1949 Austin A90
4-cyl. 2660cc/88hp 2x1bbl
With an experienced team and a lot of data.
When it was introduced at the famous 1948 London Motor Show, the Austin A90 Atlantic Convertible’s flamboyant appearance was noted by both visitors and the press. The A90 was originally sold as a four-seater drophead, but a mechanically identical four-seater coupe was added. The Austin Atlantic was intended for more affluent American buyers.
Beneath the charming bodywork were coil springs up front along with a live rear axle and leaf springs, drum brakes and a cruciform-braced chassis. The 4-speed gearbox was operated from the steering column, and the A90’s standard equipment included a heater, a central fog lamp an EKCO radio and an adjustable steering column. The A90 Atlantic was available with electrically operated side windows and top, while the gold-faced instruments added a further touch of trans-Atlantic glamour.
In October 1949, the Convertible was joined by the Austin A90 Atlantic Coupe, which was mechanically identical and could be specified with a fabric-covered roof. The A90 Atlantic Coupe further boasted the distinctive feature of a rear windscreen that could be raised and lowered via a handle above the driver’s side mirror. In 1951 the A90s were given an all-hydraulic brake system and Austin ceased building the Convertible in that same year, with the Coupe continuing to be made until September 1952.
Power for the Austin A90 Atlantic was provided by a 2,660cc OHV S4 engine with twin SU carburettors. The transmission was a four-speed box with synchromesh on the top three gears.
The chassis of the Austin A90 Atlantic was derived from the A40 Devon (q.v.) so despite its dramatic looks it is not an out-and-out sports car by any means. Its ride and road manners reflect its family saloon underpinnings. But although the Atlantic’s intended USA customer base did not take to a tourer with only four cylinders in a market sector was dominated by sixes and V-8s, the A90’s top speed was a very respectable 91 mph, with 0-60 mph coming in under 17 seconds. The 2.6-litre engine’s durability is demonstrated by the fact that over a seven-day period at the Indianapolis Motor Speedway in 1949 an Austin A90 Atlantic broke 63 US stock car records.
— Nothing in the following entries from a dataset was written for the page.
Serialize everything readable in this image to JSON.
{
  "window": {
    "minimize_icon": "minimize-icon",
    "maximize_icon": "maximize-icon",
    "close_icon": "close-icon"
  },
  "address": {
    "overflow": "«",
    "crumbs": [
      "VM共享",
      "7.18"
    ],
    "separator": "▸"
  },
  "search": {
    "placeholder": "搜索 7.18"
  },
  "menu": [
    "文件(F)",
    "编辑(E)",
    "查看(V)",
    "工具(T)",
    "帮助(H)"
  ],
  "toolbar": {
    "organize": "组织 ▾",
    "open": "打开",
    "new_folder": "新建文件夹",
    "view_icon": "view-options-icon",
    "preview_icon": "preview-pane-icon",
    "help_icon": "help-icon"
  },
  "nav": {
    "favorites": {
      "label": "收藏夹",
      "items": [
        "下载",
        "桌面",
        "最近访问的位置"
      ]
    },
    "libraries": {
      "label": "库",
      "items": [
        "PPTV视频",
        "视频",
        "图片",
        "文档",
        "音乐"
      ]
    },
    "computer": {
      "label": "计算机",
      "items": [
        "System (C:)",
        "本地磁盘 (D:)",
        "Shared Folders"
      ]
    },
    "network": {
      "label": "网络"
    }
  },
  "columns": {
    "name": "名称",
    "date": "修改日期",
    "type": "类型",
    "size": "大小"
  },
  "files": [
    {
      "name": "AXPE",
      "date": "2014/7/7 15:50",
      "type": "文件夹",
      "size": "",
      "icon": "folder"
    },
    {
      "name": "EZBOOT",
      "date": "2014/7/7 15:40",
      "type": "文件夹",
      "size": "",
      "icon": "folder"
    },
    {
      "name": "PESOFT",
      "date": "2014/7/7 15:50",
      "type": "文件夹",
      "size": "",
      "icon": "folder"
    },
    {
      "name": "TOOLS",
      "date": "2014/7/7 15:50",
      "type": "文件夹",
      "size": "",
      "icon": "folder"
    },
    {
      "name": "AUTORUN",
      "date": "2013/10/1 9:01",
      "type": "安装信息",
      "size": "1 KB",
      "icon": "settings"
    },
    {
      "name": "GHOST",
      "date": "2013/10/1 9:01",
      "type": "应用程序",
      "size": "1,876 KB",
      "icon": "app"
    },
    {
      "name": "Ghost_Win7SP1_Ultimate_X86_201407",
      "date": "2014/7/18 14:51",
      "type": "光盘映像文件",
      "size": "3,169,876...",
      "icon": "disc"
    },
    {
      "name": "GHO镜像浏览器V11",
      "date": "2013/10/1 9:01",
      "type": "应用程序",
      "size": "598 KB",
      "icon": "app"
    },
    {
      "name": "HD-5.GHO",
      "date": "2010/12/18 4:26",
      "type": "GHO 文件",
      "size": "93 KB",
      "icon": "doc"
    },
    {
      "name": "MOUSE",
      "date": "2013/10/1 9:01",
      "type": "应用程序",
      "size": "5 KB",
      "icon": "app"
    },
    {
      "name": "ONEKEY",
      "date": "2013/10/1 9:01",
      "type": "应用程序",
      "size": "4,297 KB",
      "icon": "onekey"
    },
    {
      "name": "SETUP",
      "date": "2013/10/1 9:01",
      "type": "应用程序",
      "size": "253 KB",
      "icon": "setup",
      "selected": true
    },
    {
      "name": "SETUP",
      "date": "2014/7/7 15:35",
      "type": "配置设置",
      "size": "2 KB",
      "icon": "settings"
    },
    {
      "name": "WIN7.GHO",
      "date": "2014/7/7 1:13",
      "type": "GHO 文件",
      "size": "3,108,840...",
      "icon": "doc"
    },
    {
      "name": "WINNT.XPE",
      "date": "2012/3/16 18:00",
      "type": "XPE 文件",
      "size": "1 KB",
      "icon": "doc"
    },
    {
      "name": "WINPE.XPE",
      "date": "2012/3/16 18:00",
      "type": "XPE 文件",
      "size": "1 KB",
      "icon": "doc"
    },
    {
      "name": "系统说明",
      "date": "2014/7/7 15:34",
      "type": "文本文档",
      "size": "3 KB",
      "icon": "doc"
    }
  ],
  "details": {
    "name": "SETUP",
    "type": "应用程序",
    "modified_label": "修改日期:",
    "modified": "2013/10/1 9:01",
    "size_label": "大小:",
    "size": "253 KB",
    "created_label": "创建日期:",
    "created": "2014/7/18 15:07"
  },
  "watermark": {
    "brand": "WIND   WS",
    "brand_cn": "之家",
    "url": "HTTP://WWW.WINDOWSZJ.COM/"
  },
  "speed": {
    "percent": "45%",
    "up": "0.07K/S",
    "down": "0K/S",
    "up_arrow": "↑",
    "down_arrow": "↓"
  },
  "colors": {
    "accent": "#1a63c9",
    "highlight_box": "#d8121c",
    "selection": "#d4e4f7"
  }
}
In fact, Austin A90 Atlantic’s engine went on to power the Austin-Healey 100. For too many years the former was often sacrificed in the restoration of the latter but today this does benefit the spare parts situation. Brightwork and trim details can be very hard to find, while sourcing any example of the Austin A90 Atlantic might require considerable patience. Of the limited production run around 800 were sold in Australia and the Austin’s survival rate was limited by its propensity to rust. The Atlantic’s body was replete with mud traps and the coachwork of any surviving example should be carefully examined. Inside the A90’s cabin, hide-trimmed seats in a poor condition will not be cheap to restore.
The A90 Atlantic’s main domestic competitor was the Riley RMC, but the Austin’s blend of US opulence on a British scale had few if any British rivals.